§ Task requirements
Each record below should be written out again exactly as given.

--- Records provided Enclosed Below ---

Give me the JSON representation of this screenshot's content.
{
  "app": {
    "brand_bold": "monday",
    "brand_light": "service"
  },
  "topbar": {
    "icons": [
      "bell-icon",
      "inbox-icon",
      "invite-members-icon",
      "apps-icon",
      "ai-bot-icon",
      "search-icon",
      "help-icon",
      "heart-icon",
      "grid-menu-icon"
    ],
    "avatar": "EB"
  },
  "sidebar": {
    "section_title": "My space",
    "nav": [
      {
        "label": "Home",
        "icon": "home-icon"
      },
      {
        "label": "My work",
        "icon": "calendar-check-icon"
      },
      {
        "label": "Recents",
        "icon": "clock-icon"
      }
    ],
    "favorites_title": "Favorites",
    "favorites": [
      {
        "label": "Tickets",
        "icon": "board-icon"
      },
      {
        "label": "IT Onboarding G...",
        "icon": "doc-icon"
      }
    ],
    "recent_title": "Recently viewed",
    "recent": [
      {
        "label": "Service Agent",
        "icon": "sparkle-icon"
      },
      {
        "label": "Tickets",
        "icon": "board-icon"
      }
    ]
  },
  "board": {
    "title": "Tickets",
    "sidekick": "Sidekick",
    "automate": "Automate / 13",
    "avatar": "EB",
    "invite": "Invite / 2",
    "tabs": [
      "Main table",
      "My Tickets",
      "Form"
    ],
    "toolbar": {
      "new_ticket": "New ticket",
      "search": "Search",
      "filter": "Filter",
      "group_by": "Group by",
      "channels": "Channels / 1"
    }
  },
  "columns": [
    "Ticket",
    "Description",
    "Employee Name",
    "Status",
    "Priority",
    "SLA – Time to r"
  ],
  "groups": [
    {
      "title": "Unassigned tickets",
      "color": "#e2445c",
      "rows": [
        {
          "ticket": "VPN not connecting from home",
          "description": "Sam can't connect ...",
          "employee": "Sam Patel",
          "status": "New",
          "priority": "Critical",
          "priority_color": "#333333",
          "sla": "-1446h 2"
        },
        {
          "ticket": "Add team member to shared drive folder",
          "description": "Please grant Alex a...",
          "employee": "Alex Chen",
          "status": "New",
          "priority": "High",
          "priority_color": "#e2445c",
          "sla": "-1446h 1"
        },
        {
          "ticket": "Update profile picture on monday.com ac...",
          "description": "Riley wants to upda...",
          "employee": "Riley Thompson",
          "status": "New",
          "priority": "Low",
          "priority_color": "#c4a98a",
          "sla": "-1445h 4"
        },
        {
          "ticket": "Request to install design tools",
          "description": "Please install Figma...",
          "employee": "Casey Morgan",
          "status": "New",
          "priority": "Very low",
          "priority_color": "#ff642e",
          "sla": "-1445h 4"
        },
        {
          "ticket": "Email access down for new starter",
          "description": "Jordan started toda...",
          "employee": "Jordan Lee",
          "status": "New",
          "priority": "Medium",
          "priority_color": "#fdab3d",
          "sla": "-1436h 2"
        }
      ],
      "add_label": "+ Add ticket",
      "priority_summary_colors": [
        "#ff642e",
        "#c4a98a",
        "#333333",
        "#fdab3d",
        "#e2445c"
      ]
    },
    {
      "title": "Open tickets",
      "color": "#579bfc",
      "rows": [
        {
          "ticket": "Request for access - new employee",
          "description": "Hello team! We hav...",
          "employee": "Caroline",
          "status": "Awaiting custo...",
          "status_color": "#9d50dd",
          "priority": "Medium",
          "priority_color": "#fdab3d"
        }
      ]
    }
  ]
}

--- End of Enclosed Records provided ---

§ Response
Give me the JSON representation of this screenshot's content.
{
  "app": {
    "brand_bold": "monday",
    "brand_light": "service"
  },
  "topbar": {
    "icons": [
      "bell-icon",
      "inbox-icon",
      "invite-members-icon",
      "apps-icon",
      "ai-bot-icon",
      "search-icon",
      "help-icon",
      "heart-icon",
      "grid-menu-icon"
    ],
    "avatar": "EB"
  },
  "sidebar": {
    "section_title": "My space",
    "nav": [
      {
        "label": "Home",
        "icon": "home-icon"
      },
      {
        "label": "My work",
        "icon": "calendar-check-icon"
      },
      {
        "label": "Recents",
        "icon": "clock-icon"
      }
    ],
    "favorites_title": "Favorites",
    "favorites": [
      {
        "label": "Tickets",
        "icon": "board-icon"
      },
      {
        "label": "IT Onboarding G...",
        "icon": "doc-icon"
      }
    ],
    "recent_title": "Recently viewed",
    "recent": [
      {
        "label": "Service Agent",
        "icon": "sparkle-icon"
      },
      {
        "label": "Tickets",
        "icon": "board-icon"
      }
    ]
  },
  "board": {
    "title": "Tickets",
    "sidekick": "Sidekick",
    "automate": "Automate / 13",
    "avatar": "EB",
    "invite": "Invite / 2",
    "tabs": [
      "Main table",
      "My Tickets",
      "Form"
    ],
    "toolbar": {
      "new_ticket": "New ticket",
      "search": "Search",
      "filter": "Filter",
      "group_by": "Group by",
      "channels": "Channels / 1"
    }
  },
  "columns": [
    "Ticket",
    "Description",
    "Employee Name",
    "Status",
    "Priority",
    "SLA – Time to r"
  ],
  "groups": [
    {
      "title": "Unassigned tickets",
      "color": "#e2445c",
      "rows": [
        {
          "ticket": "VPN not connecting from home",
          "description": "Sam can't connect ...",
          "employee": "Sam Patel",
          "status": "New",
          "priority": "Critical",
          "priority_color": "#333333",
          "sla": "-1446h 2"
        },
        {
          "ticket": "Add team member to shared drive folder",
          "description": "Please grant Alex a...",
          "employee": "Alex Chen",
          "status": "New",
          "priority": "High",
          "priority_color": "#e2445c",
          "sla": "-1446h 1"
        },
        {
          "ticket": "Update profile picture on monday.com ac...",
          "description": "Riley wants to upda...",
          "employee": "Riley Thompson",
          "status": "New",
          "priority": "Low",
          "priority_color": "#c4a98a",
          "sla": "-1445h 4"
        },
        {
          "ticket": "Request to install design tools",
          "description": "Please install Figma...",
          "employee": "Casey Morgan",
          "status": "New",
          "priority": "Very low",
          "priority_color": "#ff642e",
          "sla": "-1445h 4"
        },
        {
          "ticket": "Email access down for new starter",
          "description": "Jordan started toda...",
          "employee": "Jordan Lee",
          "status": "New",
          "priority": "Medium",
          "priority_color": "#fdab3d",
          "sla": "-1436h 2"
        }
      ],
      "add_label": "+ Add ticket",
      "priority_summary_colors": [
        "#ff642e",
        "#c4a98a",
        "#333333",
        "#fdab3d",
        "#e2445c"
      ]
    },
    {
      "title": "Open tickets",
      "color": "#579bfc",
      "rows": [
        {
          "ticket": "Request for access - new employee",
          "description": "Hello team! We hav...",
          "employee": "Caroline",
          "status": "Awaiting custo...",
          "status_color": "#9d50dd",
          "priority": "Medium",
          "priority_color": "#fdab3d"
        }
      ]
    }
  ]
}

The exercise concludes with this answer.